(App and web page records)
==================================================
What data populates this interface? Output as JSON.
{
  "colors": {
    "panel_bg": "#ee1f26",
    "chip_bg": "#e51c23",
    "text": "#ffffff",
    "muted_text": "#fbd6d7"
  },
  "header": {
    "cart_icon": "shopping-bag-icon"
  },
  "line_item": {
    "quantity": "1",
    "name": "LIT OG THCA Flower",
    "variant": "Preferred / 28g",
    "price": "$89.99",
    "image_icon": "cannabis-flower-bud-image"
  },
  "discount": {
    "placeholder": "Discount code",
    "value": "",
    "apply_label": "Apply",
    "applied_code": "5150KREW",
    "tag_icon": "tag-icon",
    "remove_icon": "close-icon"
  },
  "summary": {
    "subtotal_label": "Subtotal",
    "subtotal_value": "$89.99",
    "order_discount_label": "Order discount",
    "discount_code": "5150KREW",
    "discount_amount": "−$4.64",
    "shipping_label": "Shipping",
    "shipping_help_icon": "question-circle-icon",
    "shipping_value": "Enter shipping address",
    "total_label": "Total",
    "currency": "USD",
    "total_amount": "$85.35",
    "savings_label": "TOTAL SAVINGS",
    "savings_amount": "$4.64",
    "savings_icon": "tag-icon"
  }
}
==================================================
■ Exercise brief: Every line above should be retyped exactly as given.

■ Written reply:
What data populates this interface? Output as JSON.
{
  "colors": {
    "panel_bg": "#ee1f26",
    "chip_bg": "#e51c23",
    "text": "#ffffff",
    "muted_text": "#fbd6d7"
  },
  "header": {
    "cart_icon": "shopping-bag-icon"
  },
  "line_item": {
    "quantity": "1",
    "name": "LIT OG THCA Flower",
    "variant": "Preferred / 28g",
    "price": "$89.99",
    "image_icon": "cannabis-flower-bud-image"
  },
  "discount": {
    "placeholder": "Discount code",
    "value": "",
    "apply_label": "Apply",
    "applied_code": "5150KREW",
    "tag_icon": "tag-icon",
    "remove_icon": "close-icon"
  },
  "summary": {
    "subtotal_label": "Subtotal",
    "subtotal_value": "$89.99",
    "order_discount_label": "Order discount",
    "discount_code": "5150KREW",
    "discount_amount": "−$4.64",
    "shipping_label": "Shipping",
    "shipping_help_icon": "question-circle-icon",
    "shipping_value": "Enter shipping address",
    "total_label": "Total",
    "currency": "USD",
    "total_amount": "$85.35",
    "savings_label": "TOTAL SAVINGS",
    "savings_amount": "$4.64",
    "savings_icon": "tag-icon"
  }
}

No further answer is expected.